The International Electrotechnical Commission (IEC) has ratified a new standard – ISO/IEC 14543-3-10 – for wireless applications with ultra-low power consumption. It is the first and only wireless standard that is also optimized for energy harvesting solutions and, therefore, for EnOcean’s self-powered wireless technology. Together with the EnOcean Equipment Profiles (EEPs) drawn up by the EnOcean Alliance, this international standard lays the foundation for fully interoperable, open wireless technology comparable to standards such as Bluetooth and WiFi. The standard can be downloaded from www.iso.org. The new standard is geared to wireless sensors and wireless sensor networks with ultra-low power consumption. It also includes sensor networks that utilize energy harvesting technology to draw energy from their surroundings – for example from motion, light or temperature differences. This principle enables electronic control systems to be used that work independently of an external power supply. EnOcean, which develops energy harvesting wireless technology, is a pioneer in this field. The company has been producing and marketing maintenance-free wireless sensor solutions for use in building and industrial automation for more than ten years. EnOcean-based products are currently installed in over 250,000 buildings around the world. New market potential for energy harvesting International standardization will accelerate the development and implementation of energy-optimized wireless sensors and wireless sensor networks. It will also open up new markets and areas of application for energy harvesting solutions. In addition to the already established markets for home and building technology, there will be further uses ranging from the smart home, smart metering and the smart grid to solutions for industry, logistics and transport. “EnOcean supported the development of the new standard from day one. The ratification is a milestone in our company history and validates the success and the potential of energy harvesting technology. Standardization will boost the demand for energy harvesting sensors and wireless modules and step up their implementation. At the same time, we anticipate the development of even more efficient energy harvesting solutions that use a wide range of energy sources,” says Laurent Giai-Miniet, CEO of EnOcean. Field proven standard for maximum interoperability Members of the EnOcean Alliance have already introduced more than 850 EnOcean-based, interoperable products, all of which comply with the new standard. Developers and manufacturers can therefore benefit from the Alliance’s extensive practical experience, huge product range and installed base, and many years of user education.

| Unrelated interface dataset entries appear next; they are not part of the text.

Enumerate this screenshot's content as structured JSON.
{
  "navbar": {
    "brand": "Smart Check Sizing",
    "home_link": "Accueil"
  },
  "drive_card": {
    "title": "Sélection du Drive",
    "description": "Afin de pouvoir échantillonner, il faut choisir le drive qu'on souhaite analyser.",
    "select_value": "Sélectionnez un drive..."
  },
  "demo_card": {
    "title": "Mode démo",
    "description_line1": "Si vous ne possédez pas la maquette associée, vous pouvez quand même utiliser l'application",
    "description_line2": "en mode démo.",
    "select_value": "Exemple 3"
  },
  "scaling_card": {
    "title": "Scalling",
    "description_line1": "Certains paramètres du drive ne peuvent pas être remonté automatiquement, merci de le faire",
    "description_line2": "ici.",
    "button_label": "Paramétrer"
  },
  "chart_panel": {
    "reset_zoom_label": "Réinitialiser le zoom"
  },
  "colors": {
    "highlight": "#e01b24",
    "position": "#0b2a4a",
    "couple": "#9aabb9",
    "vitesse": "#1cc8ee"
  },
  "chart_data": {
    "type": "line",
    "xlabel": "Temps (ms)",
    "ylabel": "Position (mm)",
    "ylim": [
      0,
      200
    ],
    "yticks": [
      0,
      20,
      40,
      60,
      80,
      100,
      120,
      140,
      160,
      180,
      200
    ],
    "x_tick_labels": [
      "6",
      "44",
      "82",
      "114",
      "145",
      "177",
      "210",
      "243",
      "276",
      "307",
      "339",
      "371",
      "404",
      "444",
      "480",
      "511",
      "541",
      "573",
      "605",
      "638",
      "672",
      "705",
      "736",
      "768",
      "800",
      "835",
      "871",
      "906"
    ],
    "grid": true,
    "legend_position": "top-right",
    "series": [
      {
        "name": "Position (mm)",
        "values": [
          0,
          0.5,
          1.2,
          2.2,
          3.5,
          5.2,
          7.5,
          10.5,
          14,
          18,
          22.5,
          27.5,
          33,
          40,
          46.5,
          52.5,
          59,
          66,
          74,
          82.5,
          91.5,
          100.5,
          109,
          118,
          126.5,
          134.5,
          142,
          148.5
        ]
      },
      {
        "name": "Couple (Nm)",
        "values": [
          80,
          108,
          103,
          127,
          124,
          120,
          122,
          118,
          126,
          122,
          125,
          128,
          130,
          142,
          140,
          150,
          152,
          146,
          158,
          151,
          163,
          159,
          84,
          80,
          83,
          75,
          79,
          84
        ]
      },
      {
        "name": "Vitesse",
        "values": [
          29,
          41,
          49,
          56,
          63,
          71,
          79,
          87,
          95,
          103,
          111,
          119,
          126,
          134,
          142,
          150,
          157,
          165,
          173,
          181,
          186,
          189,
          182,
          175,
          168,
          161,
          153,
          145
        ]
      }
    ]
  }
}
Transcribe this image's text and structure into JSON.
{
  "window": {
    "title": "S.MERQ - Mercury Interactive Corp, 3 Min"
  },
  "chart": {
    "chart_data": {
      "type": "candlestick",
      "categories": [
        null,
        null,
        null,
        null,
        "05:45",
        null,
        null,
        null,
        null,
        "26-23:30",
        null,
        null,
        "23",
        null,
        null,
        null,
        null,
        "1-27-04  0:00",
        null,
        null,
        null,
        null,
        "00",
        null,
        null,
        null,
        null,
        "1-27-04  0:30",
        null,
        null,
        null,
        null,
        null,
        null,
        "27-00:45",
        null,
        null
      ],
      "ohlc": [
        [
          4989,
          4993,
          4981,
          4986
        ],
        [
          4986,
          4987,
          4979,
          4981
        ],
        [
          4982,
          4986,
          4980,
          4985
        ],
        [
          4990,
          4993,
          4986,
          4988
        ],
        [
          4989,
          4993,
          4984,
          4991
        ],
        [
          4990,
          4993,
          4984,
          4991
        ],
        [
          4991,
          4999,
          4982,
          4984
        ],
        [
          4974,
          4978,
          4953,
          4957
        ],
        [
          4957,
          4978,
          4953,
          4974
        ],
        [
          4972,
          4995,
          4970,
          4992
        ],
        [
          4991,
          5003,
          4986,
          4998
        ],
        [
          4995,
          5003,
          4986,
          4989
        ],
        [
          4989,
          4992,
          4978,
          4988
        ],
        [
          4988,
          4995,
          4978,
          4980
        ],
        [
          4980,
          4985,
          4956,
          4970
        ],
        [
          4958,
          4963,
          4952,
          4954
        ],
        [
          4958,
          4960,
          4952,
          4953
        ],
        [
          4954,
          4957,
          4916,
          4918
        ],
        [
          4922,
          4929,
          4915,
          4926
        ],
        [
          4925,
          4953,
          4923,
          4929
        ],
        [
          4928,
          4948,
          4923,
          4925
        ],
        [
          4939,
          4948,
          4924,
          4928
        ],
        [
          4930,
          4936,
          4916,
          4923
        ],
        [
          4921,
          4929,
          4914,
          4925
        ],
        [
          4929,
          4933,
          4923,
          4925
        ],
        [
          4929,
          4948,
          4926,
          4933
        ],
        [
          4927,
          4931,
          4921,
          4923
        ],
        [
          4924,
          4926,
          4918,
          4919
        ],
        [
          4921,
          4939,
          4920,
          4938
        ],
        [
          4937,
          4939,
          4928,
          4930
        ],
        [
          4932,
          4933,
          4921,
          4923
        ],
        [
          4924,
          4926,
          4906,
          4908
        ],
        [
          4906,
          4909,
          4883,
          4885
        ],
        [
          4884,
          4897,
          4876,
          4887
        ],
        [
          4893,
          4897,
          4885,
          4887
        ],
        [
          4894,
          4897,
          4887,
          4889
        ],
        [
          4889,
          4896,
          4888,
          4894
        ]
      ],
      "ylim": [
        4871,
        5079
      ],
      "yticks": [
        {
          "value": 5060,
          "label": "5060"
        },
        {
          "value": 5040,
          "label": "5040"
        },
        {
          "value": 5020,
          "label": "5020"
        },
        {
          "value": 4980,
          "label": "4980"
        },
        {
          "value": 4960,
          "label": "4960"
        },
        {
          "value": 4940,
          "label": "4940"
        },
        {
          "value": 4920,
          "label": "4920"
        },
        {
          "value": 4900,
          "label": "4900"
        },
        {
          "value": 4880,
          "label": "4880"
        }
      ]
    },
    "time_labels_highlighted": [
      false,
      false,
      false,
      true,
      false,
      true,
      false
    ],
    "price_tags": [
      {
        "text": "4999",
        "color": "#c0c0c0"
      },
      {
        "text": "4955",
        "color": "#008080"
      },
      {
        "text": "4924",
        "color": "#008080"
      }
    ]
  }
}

The EnOcean Alliance draws up the specifications for the applications based on the standard. These EEPs (EnOcean Equipment Profiles) ensure the interoperability of products from different vendors. They are optimized for ultra-low energy consumption and are therefore the ideal, tried and tested complement to the new wireless standard. This means that smart, energy-efficient automation solutions can be realized that are non-proprietary and industry-neutral. “EnOcean wireless technology is already a firmly established technology for green, smart buildings and applications. The EnOcean Alliance sees the ratification of the international ISO/IEC 14543-3-10 standard as one of the key prerequisites for expanding the already highly successful, fast-growing EnOcean ecosystem. As an independent, open organization, the Alliance is keen to inform potential product manufacturers and users about the benefits of the standard and to ensure the interoperability of EnOcean-based products,” says Graham Martin, Chairman of the EnOcean Alliance. Technical specifications The standard covers OSI (Open Systems Interconnection) layers 1-3, being the physical, data link and networking layers. The full title of the standard is: ISO/IEC 14543-3-10 Information technology — Home Electronic Systems (HES) — Part 3-10: Wireless Short-Packet (WSP) protocol optimized for energy harvesting — Architecture and lower layer protocols.
Posted by Janine E. Mooney, Editor
April 16, 2012